“We treated this like we would any other developer,” Atkins said. UK paid for its application and “all other fees, including our legal fees and our administration fees, which is an annual fee of 2 percent.”
Last year, the city also approved changes that would allow UK o use as much as 15 percent of its research park for retail developments, apartments or town houses. The changes also allow for more density by requiring less green space around buildings and increasing maximum building heights.
UK officials have said that adding residential units will allow it to attract more businesses to the research park, which still has vast empty spaces nearly 30 years after it was first proposed.
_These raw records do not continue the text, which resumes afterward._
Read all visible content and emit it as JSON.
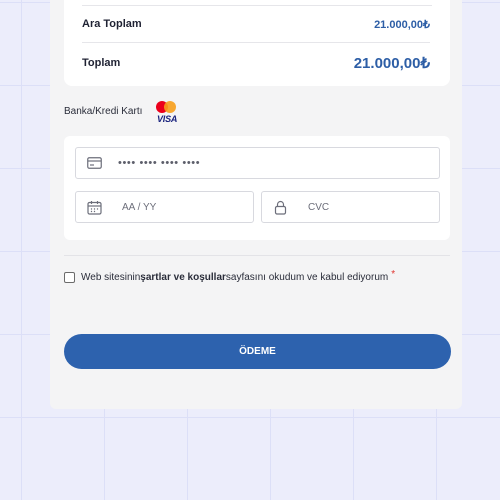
{
  "summary": {
    "subtotal_label": "Ara Toplam",
    "subtotal_value": "21.000,00₺",
    "total_label": "Toplam",
    "total_value": "21.000,00₺"
  },
  "payment": {
    "title": "Banka/Kredi Kartı",
    "logos": [
      "mastercard-logo",
      "visa-logo"
    ],
    "visa_text": "VISA",
    "card_number_placeholder": "•••• •••• •••• ••••",
    "expiry_placeholder": "AA / YY",
    "cvc_placeholder": "CVC"
  },
  "terms": {
    "prefix": "Web sitesinin ",
    "link": "şartlar ve koşullar",
    "suffix": " sayfasını okudum ve kabul ediyorum",
    "required_mark": "*"
  },
  "pay_button_label": "ÖDEME",
  "colors": {
    "accent": "#2d62ae",
    "price": "#2d5ea6",
    "required": "#e0342f",
    "mastercard_red": "#eb001b",
    "mastercard_orange": "#f79e1b",
    "visa_blue": "#1a237e"
  }
}
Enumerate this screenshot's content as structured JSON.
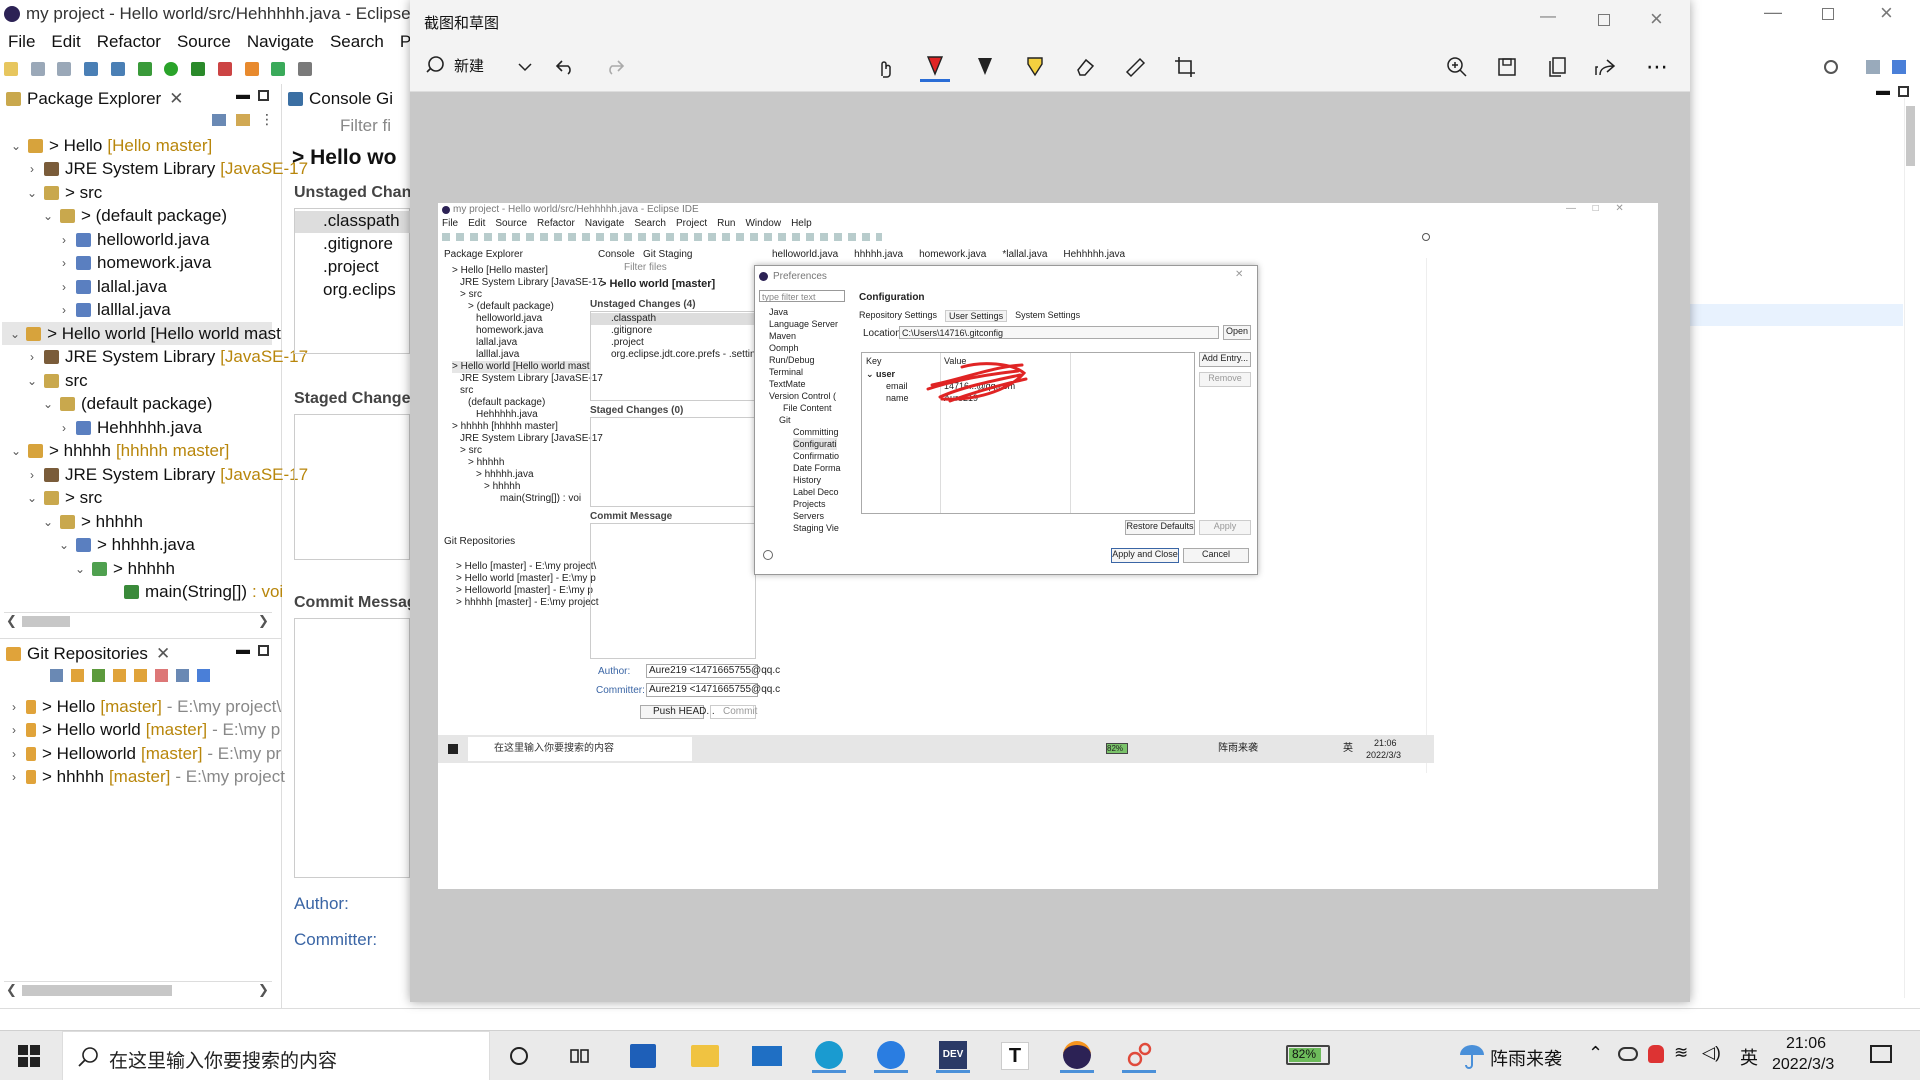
{
  "eclipse": {
    "window_title": "my project - Hello world/src/Hehhhhh.java - Eclipse I",
    "menu": [
      "File",
      "Edit",
      "Refactor",
      "Source",
      "Navigate",
      "Search",
      "Proje"
    ],
    "package_explorer": {
      "tab_label": "Package Explorer",
      "rows": [
        {
          "label": "> Hello",
          "dec": "[Hello master]"
        },
        {
          "label": "JRE System Library",
          "dec": "[JavaSE-17"
        },
        {
          "label": "> src",
          "dec": ""
        },
        {
          "label": "> (default package)",
          "dec": ""
        },
        {
          "label": "helloworld.java",
          "dec": ""
        },
        {
          "label": "homework.java",
          "dec": ""
        },
        {
          "label": "lallal.java",
          "dec": ""
        },
        {
          "label": "lalllal.java",
          "dec": ""
        },
        {
          "label": "> Hello world [Hello world mast",
          "dec": ""
        },
        {
          "label": "JRE System Library",
          "dec": "[JavaSE-17"
        },
        {
          "label": "src",
          "dec": ""
        },
        {
          "label": "(default package)",
          "dec": ""
        },
        {
          "label": "Hehhhhh.java",
          "dec": ""
        },
        {
          "label": "> hhhhh",
          "dec": "[hhhhh master]"
        },
        {
          "label": "JRE System Library",
          "dec": "[JavaSE-17"
        },
        {
          "label": "> src",
          "dec": ""
        },
        {
          "label": "> hhhhh",
          "dec": ""
        },
        {
          "label": "> hhhhh.java",
          "dec": ""
        },
        {
          "label": "> hhhhh",
          "dec": ""
        },
        {
          "label": "main(String[])",
          "dec": ": voi"
        }
      ]
    },
    "git_repos": {
      "tab_label": "Git Repositories",
      "rows": [
        {
          "label": "> Hello",
          "dec": "[master]",
          "path": "- E:\\my project\\"
        },
        {
          "label": "> Hello world",
          "dec": "[master]",
          "path": "- E:\\my p"
        },
        {
          "label": "> Helloworld",
          "dec": "[master]",
          "path": "- E:\\my pr"
        },
        {
          "label": "> hhhhh",
          "dec": "[master]",
          "path": "- E:\\my project"
        }
      ]
    },
    "console_tab": "Console",
    "git_tab": "Gi",
    "filter_placeholder": "Filter fi",
    "staging_header": "> Hello wo",
    "unstaged_label": "Unstaged Chan",
    "unstaged_files": [
      ".classpath",
      ".gitignore",
      ".project",
      "org.eclips"
    ],
    "staged_label": "Staged Change",
    "commit_label": "Commit Messag",
    "author_label": "Author:",
    "committer_label": "Committer:"
  },
  "snip": {
    "title": "截图和草图",
    "new_label": "新建"
  },
  "inner": {
    "window_title": "my project - Hello world/src/Hehhhhh.java - Eclipse IDE",
    "menu": [
      "File",
      "Edit",
      "Source",
      "Refactor",
      "Navigate",
      "Search",
      "Project",
      "Run",
      "Window",
      "Help"
    ],
    "pkg_tab": "Package Explorer",
    "console_tab": "Console",
    "staging_tab": "Git Staging",
    "editor_tabs": [
      "helloworld.java",
      "hhhhh.java",
      "homework.java",
      "*lallal.java",
      "Hehhhhh.java"
    ],
    "filter_placeholder": "Filter files",
    "staging_header": "> Hello world [master]",
    "unstaged_label": "Unstaged Changes (4)",
    "unstaged_files": [
      ".classpath",
      ".gitignore",
      ".project",
      "org.eclipse.jdt.core.prefs - .settings"
    ],
    "staged_label": "Staged Changes (0)",
    "commit_label": "Commit Message",
    "author_label": "Author:",
    "author_value": "Aure219 <1471665755@qq.c",
    "committer_label": "Committer:",
    "committer_value": "Aure219 <1471665755@qq.c",
    "push_label": "Push HEAD...",
    "commit_btn": "Commit",
    "tree_rows": [
      "> Hello [Hello master]",
      "JRE System Library [JavaSE-17",
      "> src",
      "> (default package)",
      "helloworld.java",
      "homework.java",
      "lallal.java",
      "lalllal.java",
      "> Hello world [Hello world mast",
      "JRE System Library [JavaSE-17",
      "src",
      "(default package)",
      "Hehhhhh.java",
      "> hhhhh [hhhhh master]",
      "JRE System Library [JavaSE-17",
      "> src",
      "> hhhhh",
      "> hhhhh.java",
      "> hhhhh",
      "main(String[]) : voi"
    ],
    "git_repos_tab": "Git Repositories",
    "git_repos_rows": [
      "> Hello [master] - E:\\my project\\",
      "> Hello world [master] - E:\\my p",
      "> Helloworld [master] - E:\\my p",
      "> hhhhh [master] - E:\\my project"
    ],
    "taskbar_search": "在这里输入你要搜索的内容",
    "battery": "82%",
    "weather": "阵雨来袭",
    "ime": "英",
    "time": "21:06",
    "date": "2022/3/3"
  },
  "prefs": {
    "title": "Preferences",
    "filter_placeholder": "type filter text",
    "tree": [
      "Java",
      "Language Server",
      "Maven",
      "Oomph",
      "Run/Debug",
      "Terminal",
      "TextMate",
      "Version Control (",
      "File Content",
      "Git",
      "Committing",
      "Configurati",
      "Confirmatio",
      "Date Forma",
      "History",
      "Label Deco",
      "Projects",
      "Servers",
      "Staging Vie"
    ],
    "page_title": "Configuration",
    "tabs": [
      "Repository Settings",
      "User Settings",
      "System Settings"
    ],
    "location_label": "Location:",
    "location_value": "C:\\Users\\14716\\.gitconfig",
    "open_btn": "Open",
    "col_key": "Key",
    "col_value": "Value",
    "rows": [
      {
        "key": "user",
        "value": ""
      },
      {
        "key": "email",
        "value": "14716...@qq.com"
      },
      {
        "key": "name",
        "value": "Aure219"
      }
    ],
    "add_entry": "Add Entry...",
    "remove": "Remove",
    "restore": "Restore Defaults",
    "apply": "Apply",
    "apply_close": "Apply and Close",
    "cancel": "Cancel"
  },
  "taskbar": {
    "search_placeholder": "在这里输入你要搜索的内容",
    "battery": "82%",
    "weather": "阵雨来袭",
    "ime": "英",
    "time": "21:06",
    "date": "2022/3/3"
  },
  "colors": {
    "accent_red": "#e02424",
    "git_decoration": "#b8860b",
    "selection": "#cce4f7"
  }
}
Isolated industrial and research parks are outdated because people want to live, work and shop in the same area, UK officials have said.
“Everything we’ve been doing in the past couple of years is to accelerate the growth of Coldstream,” said George Ward, executive director of the research park.
Although TIF districts were originally created as a tool to entice developers to build in blighted urban areas, lawmakers have added numerous other allowable uses, including public university research parks.
Danny Mayer, a former mayoral candidate, questioned during Thursday night’s council meeting why a publicly-funded university qualifies for the incentive.
“The University of Kentucky is a $3 billion corporation,” Mayer said. “It’s a public land grant institution.”
The TIF district excludes existing buildings, such as the Embassy Suites hotel just off Newtown Pike. But Embassy Suites will be the developer of a new Hampton Inn hotel that’s inside the district, near an additional 250 residential apartments. UK has already issued a request for proposals to private developers to build the apartments.
“This will set up Coldstream as a live-work-play-and learn environment the high-tech workforce is desiring,” Ward said. “That’s the trend around the country. The number one reason a company relocates to a research campus is talent — both the students we’re training and our world class researchers.”
Most of the rest of the TIF area will be open to incubator and laboratory space for new businesses, and companies who want to expand, Ward said.
“That’s one of the missing pieces in Lexington,” he said. “We’ve done a good job bringing companies here and growing them, but then they need to find a bigger space as they continue to grow. That’s what we’re trying to do.”
Ward hopes to use some of the TIF proceeds to renovate the Carnahan House, a vacant Colonial Revival house built on the farm in 1918, into a shared meeting space, and to create a park area for passive recreation in front of the Coldstream Administrative Office.
While some TIF districts have been criticized for using tax dollars to support lucrative high-end developments, Ward thinks the government’s help will be the final boost in Coldstream’s long and slow development.
“We believe with the university as a partner to assist with infrastructure, that will be attractive to developers and help accelerate the development,” Ward said. “The TIF provides the university with the ability to give a developer a shovel-ready site with built-in amenities, as well as insuring that the cost of infrastructure is kept at a minimum. That enables a developer to build a more dense project than they would have otherwise. It’s all for job growth.”